On May 28, 2021, the “Green Book” was released, providing clarification to President Biden’s American Families Plan. This plan proposed significant changes to how tax basis is calculated on assets gifted or transferred on death.
Under current law, an heir receives assets at death with a tax basis equal to the fair market value. This increased tax basis is referred to as a “stepped-up” tax basis. If an heir decides to sell the asset immediately after inheritance, there generally would be no tax due because there would be no difference between the asset’s tax basis and its value.
When a donor gifts property to a donee, the donor’s tax basis carries over to the donee and no capital gain is realized at the time of the gift transfer.
Undoing stepped-up tax basis is just one facet of the administration’s proposed tax changes.
Under President Biden’s American Families Plan, certain donors or deceased owners of appreciated assets would realize capital gain at the time of a transfer. For a donor, the amount of the gain realized would be the excess of the asset’s fair market value on the date of the gift over the donor’s basis. For a decedent, the amount of the gain would be the excess of the asset’s fair market value on the date of death over the decedent’s basis. A transfer would be defined under the gift and estate tax provisions and would be valued using gift and estate tax methodologies.
The proposal allows a $1 million per person ($2 million per married couple) exclusion from gain recognition on property transferred by gift or held at death. The Green Book has clarified that the $1 million per person exclusion is in addition to exclusions for property transfers of tangible personal property, transfers to a spouse, transfers to charity, capital gain on certain small business stock, and the current exclusion of $250,000 per person for capital gain on a personal residence.
There is also an exclusion for family-owned businesses and farms if the assets are given to an heir who continues to run the business or farm. Generally, the payment of tax on the appreciation of the family-owned businesses and farms would not be due until the interest in the business is sold or the business ceases to be family owned and operated.
Gain on unrealized appreciation would be recognized by a trust, partnership or other non-corporate entity that is the owner of property if that property has not been the subject of a recognition event within the prior 90 years, with such testing period beginning on January 1, 1940. The first possible recognition event for any taxpayer under this provision would be December 31, 2030.

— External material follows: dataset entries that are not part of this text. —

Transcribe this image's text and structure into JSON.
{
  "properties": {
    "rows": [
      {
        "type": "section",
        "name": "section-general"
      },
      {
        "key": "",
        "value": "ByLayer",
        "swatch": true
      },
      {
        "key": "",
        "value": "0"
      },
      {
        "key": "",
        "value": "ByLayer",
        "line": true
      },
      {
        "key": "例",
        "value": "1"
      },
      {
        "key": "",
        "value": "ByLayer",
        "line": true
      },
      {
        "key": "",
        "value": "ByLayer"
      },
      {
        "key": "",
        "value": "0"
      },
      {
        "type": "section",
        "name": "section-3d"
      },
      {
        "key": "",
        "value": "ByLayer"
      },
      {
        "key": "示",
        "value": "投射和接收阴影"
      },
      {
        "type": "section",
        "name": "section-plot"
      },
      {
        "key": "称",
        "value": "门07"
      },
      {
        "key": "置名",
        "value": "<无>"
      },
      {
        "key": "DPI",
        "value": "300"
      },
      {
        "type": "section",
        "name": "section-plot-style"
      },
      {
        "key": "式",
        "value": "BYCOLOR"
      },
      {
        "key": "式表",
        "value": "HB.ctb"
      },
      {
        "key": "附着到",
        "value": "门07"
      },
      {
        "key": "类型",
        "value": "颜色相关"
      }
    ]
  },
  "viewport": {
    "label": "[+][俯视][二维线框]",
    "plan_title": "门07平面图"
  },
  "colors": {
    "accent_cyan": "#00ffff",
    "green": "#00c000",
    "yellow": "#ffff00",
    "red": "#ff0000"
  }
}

The deemed owner of a revocable grantor trust would recognize gain on the unrealized appreciation in any asset distributed from the trust to any person other than the deemed owner or the U.S. spouse of a deemed owner and other than distributions made in discharge of an obligation of the deemed owner. All the unrealized appreciation in assets of a revocable grantor trust would be recognized at the deemed owner’s death or when the trust becomes irrevocable.
Gain generally would be reported as taxable income on a federal gift or estate tax return or on a separate capital gains return. The use of capital losses and carry-forwards from transfers at death would be allowed against capital gain income and up to $3,000 of ordinary income on the decedent’s final income tax return. The tax imposed on gains deemed realized at death (if any) would be deductible on the estate tax return of the decedent’s estate.
The per person exclusion under the proposal would be indexed for inflation after 2022 and would be portable to the decedent’s surviving spouse.
The proposal would be effective for gains on property transferred by gift, and on property owned at death, after December 31, 2021, and on certain property owned by trusts, partnerships and other non-corporate entities on January 1, 2022.
Congress will ultimately decide whether these proposals become law, but the elimination of full stepped-up tax basis at death would fundamentally change the estate planning world. If you think you may be affected, talk to your tax and wealth advisor to be sure you understand the proposed changes and are ready to adapt if the proposals become law.
Eide Bailly is here to help you make sense of how it could impact you.
This article is provided for general informational purposes only. It is not legal, accounting or other professional advice, as it does not address any individual facts, circumstances or concerns. Before making personal or business related decisions, please consult with appropriate legal, accounting or other qualified professionals.